Friday, March 21, 2014

Farewell, Rock Action.

[From the NY Times] Scott Asheton, the original drummer and a founder of the influential rock band the Stooges, died this week in Ann Arbor, Mich.  He was 64.

The cause was a heart attack, his daughter, Leanna Asheton, said.

Formed in Ann Arbor in 1967, the Stooges — Mr. Asheton, the singer Iggy Pop, the bassist Dave Alexander and the guitarist Ron Asheton, Scott’s brother — boiled down rock ’n’ roll to its aggressive base elements in songs about boredom and desire. Over time, through their small and powerful discography and the hundreds of bands they inspired, they left a lasting mark on rock music.
Their sound was powered by Mr. Asheton’s drumming, its hard, whacking grooves and patterns on songs like “No Fun,” “Down on the Street,” “1969,” “TV Eye” and “Raw Power,” seemingly adapted from Bo Diddley, Motown and early Little Richard.
Nicknamed Rock Action — he had the words tattooed on his left forearm, with a lightning bolt through them — Scott Randolph Asheton was born on Aug. 16, 1949, in Washington.  After the death of his father, Ronald, a Marine Corps pilot, his mother, Ann, moved the family to Ann Arbor.

Mr. Asheton could be tight-lipped compared with his more voluble brother Ron and the gregarious, exhibitionistic Iggy Pop, who said of him in an interview this week: “He was the Marlboro man, a man of few words and unquestionable masculinity, and he was the moral and spiritual enforcer of the group.”

The Stooges, originally the Psychedelic Stooges, began as kind of amateur avant-gardists — “like jazz gone wild,” Iggy Pop once said. They played their first gig on Halloween in 1967.  Scott Asheton’s homemade drum set, as his brother recalled it, included a 55-gallon oil drum, timbales and a snare, though no cymbals.

Within a year, living and rehearsing together in a series of rented houses, the group got its style and songwriting in line, started opening for bands at the Grande Ballroom in Detroit, and was signed by Elektra Records.

After releasing the albums “The Stooges” (1969), “Fun House” (1970) and, with a lineup change, “Raw Power” (1973), the band broke up, challenged by commercial failure, problematic management and members’ own drug habits.

Mr. Asheton went on to play in a few other bands in the late 1970s. By the 1990s he was dividing his time between Michigan and Florida.

The Stooges reunited in 2003, with Mr. Asheton on board. In their second life they toured the world, playing to many more people than they did the first time around. Mr. Asheton played on the band’s album “The Weirdness,” released in 2007.
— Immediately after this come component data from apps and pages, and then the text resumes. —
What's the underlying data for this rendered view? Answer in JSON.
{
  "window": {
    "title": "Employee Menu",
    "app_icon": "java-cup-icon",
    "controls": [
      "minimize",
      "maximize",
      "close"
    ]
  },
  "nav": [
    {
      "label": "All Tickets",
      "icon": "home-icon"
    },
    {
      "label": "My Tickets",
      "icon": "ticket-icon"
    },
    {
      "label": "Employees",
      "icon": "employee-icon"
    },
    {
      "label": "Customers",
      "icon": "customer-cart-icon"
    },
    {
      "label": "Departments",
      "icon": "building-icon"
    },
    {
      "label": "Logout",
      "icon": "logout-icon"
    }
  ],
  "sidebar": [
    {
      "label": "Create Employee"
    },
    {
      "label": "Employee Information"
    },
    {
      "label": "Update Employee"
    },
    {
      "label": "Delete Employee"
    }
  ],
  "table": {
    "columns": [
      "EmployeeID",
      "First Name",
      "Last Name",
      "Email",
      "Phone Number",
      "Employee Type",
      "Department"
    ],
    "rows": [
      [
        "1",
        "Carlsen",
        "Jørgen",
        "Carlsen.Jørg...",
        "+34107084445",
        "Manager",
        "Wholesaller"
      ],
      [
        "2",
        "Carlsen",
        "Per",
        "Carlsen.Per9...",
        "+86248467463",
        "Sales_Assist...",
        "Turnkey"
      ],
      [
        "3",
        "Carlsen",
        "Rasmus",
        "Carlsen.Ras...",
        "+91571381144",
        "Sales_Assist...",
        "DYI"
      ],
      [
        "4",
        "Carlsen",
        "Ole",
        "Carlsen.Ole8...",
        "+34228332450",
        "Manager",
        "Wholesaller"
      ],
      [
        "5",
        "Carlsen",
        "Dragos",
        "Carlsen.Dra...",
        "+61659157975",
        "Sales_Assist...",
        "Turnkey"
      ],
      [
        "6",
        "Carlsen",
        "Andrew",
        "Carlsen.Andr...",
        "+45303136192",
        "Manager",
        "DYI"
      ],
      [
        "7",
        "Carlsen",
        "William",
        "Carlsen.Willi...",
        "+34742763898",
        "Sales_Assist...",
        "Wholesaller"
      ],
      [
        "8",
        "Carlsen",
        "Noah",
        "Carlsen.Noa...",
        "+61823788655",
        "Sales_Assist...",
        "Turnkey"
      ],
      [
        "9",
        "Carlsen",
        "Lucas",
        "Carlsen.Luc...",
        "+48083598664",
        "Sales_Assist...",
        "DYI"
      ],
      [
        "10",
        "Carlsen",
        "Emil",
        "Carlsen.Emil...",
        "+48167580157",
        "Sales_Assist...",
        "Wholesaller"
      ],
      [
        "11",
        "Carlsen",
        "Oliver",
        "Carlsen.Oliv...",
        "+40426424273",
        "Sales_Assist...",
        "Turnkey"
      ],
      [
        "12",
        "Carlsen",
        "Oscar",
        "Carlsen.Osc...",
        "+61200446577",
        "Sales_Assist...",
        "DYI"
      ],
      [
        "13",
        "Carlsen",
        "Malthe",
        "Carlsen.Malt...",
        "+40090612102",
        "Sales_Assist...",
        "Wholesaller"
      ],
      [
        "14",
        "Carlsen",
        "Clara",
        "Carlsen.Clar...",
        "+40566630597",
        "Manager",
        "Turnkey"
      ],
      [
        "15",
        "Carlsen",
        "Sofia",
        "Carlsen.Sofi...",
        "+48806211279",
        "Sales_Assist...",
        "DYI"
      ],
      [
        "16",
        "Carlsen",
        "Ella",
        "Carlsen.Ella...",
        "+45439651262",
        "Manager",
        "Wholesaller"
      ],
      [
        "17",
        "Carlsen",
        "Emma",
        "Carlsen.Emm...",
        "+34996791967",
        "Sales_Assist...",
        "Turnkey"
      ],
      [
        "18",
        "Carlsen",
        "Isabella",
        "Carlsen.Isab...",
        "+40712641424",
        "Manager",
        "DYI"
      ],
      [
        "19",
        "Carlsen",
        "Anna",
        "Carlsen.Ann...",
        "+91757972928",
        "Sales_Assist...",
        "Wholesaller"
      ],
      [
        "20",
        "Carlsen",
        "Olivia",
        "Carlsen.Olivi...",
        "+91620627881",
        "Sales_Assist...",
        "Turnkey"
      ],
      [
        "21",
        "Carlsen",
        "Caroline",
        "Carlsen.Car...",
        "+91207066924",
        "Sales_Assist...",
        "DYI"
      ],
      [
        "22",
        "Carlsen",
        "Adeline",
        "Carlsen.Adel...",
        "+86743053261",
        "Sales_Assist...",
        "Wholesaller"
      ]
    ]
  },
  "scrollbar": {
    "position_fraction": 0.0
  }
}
Ron Asheton died in 2009, and Scott Asheton, experiencing sudden illness, dropped out of the band’s tour in the summer of 2011. He played on the Stooges’ 2013 album, “Ready to Die,” but did not take part in the tour that followed.

In addition to his daughter, an actress, Mr. Asheton is survived by his wife, Elizabeth; his stepsons, Simon and Aaron Wallis; and a sister, Kathleen Asheton. 

“He drummed songs,” Iggy Pop said. “He had terrific force in his hands, and a natural power punch, a knockout punch, without flailing.”

He added, “He always played truth on the instrument — always.”

1 comment:

  1. Rest in peace,and respect to one of the men and women that made my teenage years just that much louder and so much better.